• _Instructions for the task_: Show every line in the entries below where the word "image" appears.
[Data for review Boundary: Start]
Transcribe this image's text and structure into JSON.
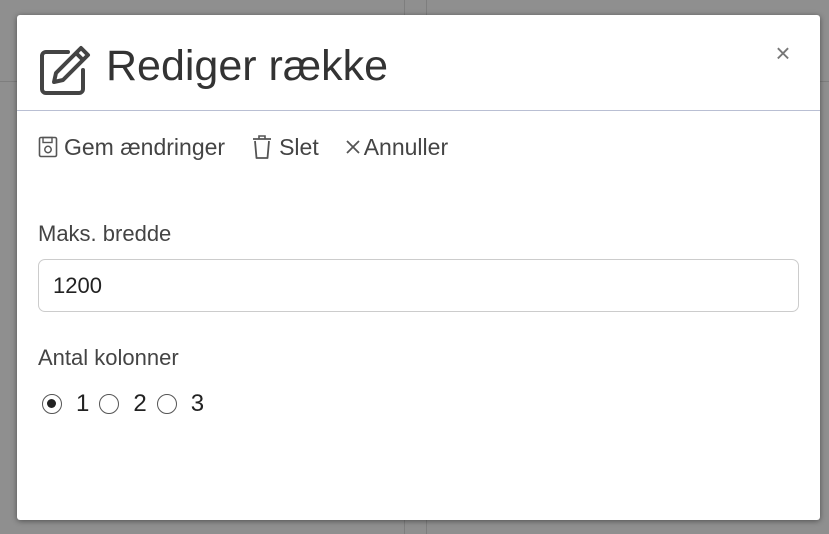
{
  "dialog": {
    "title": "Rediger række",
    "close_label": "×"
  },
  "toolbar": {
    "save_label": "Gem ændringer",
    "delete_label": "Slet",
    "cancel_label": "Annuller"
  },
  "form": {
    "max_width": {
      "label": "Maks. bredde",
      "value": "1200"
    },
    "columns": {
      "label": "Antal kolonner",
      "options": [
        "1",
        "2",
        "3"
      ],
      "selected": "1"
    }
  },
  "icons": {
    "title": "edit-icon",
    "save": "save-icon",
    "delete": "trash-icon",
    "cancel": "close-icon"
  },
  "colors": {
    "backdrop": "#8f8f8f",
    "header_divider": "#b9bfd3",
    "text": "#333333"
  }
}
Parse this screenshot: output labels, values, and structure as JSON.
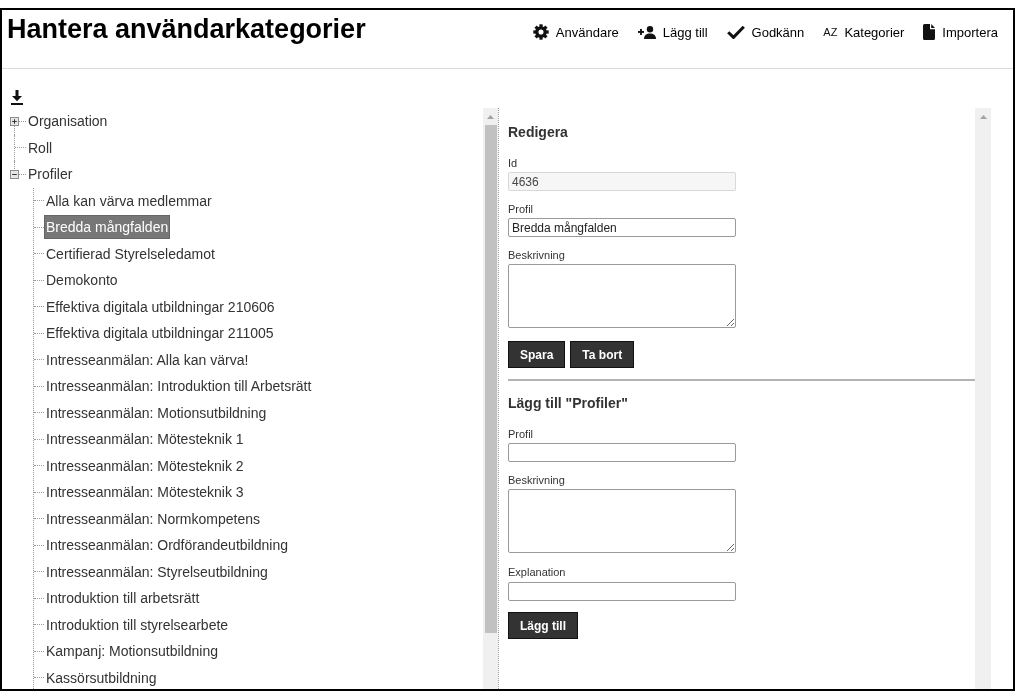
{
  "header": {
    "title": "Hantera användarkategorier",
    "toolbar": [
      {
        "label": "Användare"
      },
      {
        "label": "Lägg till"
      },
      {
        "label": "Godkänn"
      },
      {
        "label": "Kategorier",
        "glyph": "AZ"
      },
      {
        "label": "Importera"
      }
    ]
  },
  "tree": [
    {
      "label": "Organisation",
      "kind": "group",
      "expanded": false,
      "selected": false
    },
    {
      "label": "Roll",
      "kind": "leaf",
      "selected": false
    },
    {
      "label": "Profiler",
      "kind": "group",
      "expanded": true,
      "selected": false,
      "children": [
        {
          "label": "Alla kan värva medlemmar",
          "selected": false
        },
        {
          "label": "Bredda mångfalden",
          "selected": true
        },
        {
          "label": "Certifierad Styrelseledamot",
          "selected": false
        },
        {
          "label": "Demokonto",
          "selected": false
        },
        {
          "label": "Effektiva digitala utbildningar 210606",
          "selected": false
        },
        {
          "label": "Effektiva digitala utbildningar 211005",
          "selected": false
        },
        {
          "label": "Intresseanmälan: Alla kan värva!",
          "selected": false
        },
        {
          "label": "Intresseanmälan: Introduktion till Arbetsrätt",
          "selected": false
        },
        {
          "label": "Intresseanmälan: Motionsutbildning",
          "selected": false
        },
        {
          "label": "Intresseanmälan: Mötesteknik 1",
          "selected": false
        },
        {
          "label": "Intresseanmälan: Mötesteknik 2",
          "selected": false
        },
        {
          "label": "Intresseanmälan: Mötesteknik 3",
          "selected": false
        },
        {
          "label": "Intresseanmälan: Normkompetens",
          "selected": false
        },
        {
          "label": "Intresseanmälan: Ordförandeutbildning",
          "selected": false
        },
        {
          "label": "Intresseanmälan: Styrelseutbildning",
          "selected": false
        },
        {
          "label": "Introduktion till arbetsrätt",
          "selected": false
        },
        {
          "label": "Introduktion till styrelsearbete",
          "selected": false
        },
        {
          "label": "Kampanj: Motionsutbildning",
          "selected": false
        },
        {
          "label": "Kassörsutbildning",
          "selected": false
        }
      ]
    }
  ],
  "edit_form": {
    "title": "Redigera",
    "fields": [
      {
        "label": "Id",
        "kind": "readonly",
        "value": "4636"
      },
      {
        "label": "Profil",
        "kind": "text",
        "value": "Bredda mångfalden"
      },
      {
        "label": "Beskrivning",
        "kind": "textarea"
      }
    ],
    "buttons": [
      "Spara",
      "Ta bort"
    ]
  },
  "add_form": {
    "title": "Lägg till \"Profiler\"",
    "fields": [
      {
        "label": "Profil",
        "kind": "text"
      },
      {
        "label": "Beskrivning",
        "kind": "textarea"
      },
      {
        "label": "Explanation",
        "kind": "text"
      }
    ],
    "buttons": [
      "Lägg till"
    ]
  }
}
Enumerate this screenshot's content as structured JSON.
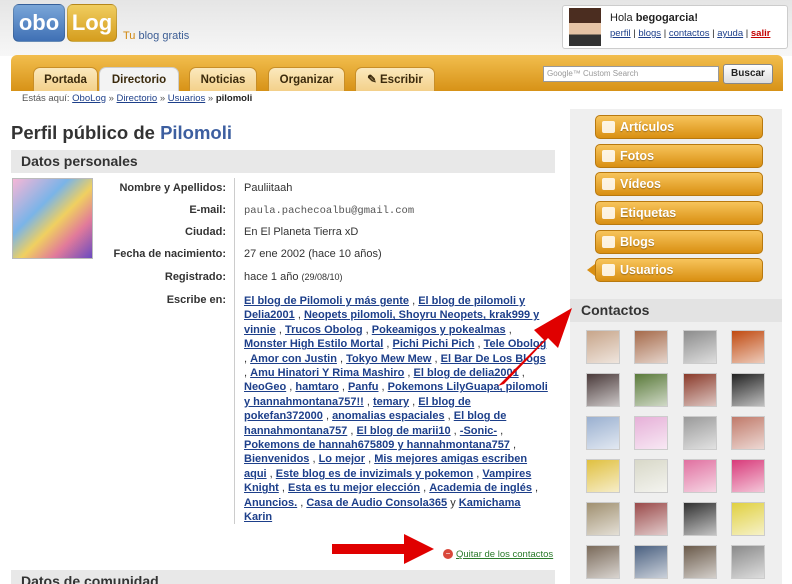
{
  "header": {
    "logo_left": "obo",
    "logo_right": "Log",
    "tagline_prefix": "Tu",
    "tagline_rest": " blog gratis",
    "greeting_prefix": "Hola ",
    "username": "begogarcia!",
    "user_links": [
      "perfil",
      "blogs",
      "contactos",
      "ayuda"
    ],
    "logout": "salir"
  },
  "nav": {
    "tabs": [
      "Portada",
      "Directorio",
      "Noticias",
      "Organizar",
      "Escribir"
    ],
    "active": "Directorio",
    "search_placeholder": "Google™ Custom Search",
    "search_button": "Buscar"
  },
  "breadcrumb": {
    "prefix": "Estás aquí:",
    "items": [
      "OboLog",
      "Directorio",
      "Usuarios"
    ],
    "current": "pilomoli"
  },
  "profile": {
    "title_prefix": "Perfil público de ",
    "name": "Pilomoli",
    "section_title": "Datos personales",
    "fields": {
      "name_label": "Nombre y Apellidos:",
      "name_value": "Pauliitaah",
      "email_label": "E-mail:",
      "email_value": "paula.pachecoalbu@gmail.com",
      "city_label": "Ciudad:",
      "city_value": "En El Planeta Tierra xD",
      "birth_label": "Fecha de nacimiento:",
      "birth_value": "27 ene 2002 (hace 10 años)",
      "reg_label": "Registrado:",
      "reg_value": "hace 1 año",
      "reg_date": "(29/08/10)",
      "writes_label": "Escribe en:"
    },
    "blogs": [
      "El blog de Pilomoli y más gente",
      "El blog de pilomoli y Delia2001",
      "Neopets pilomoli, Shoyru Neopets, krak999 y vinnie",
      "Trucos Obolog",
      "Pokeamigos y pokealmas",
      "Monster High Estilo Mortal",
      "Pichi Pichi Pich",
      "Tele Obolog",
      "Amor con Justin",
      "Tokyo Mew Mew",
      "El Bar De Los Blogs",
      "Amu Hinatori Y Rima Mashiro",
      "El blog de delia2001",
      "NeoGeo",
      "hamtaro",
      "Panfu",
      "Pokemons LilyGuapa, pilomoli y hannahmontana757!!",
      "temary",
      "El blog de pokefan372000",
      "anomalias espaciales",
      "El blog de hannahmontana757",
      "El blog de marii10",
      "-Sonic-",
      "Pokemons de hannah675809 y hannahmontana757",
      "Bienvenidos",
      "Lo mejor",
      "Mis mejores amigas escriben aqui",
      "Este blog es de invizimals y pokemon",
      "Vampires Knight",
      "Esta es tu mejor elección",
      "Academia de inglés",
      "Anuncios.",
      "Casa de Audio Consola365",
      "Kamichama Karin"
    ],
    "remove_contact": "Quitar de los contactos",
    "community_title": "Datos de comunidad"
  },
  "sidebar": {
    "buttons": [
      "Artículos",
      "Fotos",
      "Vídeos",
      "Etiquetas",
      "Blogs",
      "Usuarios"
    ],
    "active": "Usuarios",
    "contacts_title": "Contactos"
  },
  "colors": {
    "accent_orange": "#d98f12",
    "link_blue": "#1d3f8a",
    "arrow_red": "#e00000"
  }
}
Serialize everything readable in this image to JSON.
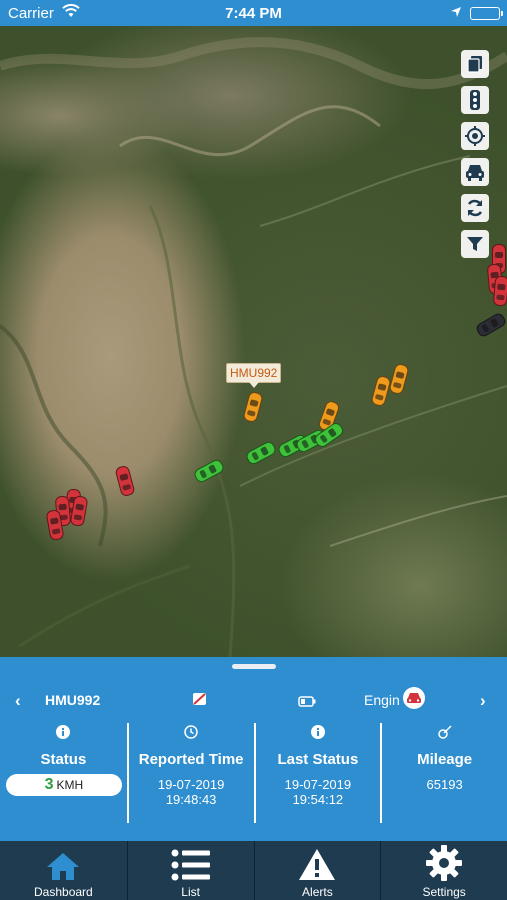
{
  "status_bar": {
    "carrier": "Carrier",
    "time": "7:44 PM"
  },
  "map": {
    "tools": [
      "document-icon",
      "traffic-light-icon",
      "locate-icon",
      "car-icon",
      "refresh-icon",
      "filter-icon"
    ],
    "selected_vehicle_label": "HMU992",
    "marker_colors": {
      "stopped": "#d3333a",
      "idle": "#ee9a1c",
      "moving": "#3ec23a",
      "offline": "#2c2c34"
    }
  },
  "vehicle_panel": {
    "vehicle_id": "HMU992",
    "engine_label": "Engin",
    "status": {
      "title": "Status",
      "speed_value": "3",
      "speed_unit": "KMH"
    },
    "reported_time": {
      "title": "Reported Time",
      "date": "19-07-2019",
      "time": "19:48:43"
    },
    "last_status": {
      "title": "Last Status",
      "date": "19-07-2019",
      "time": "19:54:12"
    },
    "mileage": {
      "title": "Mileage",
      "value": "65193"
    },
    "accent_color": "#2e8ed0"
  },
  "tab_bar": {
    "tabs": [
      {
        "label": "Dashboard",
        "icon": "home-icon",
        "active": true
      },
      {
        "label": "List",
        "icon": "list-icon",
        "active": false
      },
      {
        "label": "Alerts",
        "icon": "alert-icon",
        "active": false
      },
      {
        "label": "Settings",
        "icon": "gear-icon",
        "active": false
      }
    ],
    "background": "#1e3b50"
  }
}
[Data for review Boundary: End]
• _Task response_:
Transcribe this image's text and structure into JSON.
Serialize everything readable in this image to JSON.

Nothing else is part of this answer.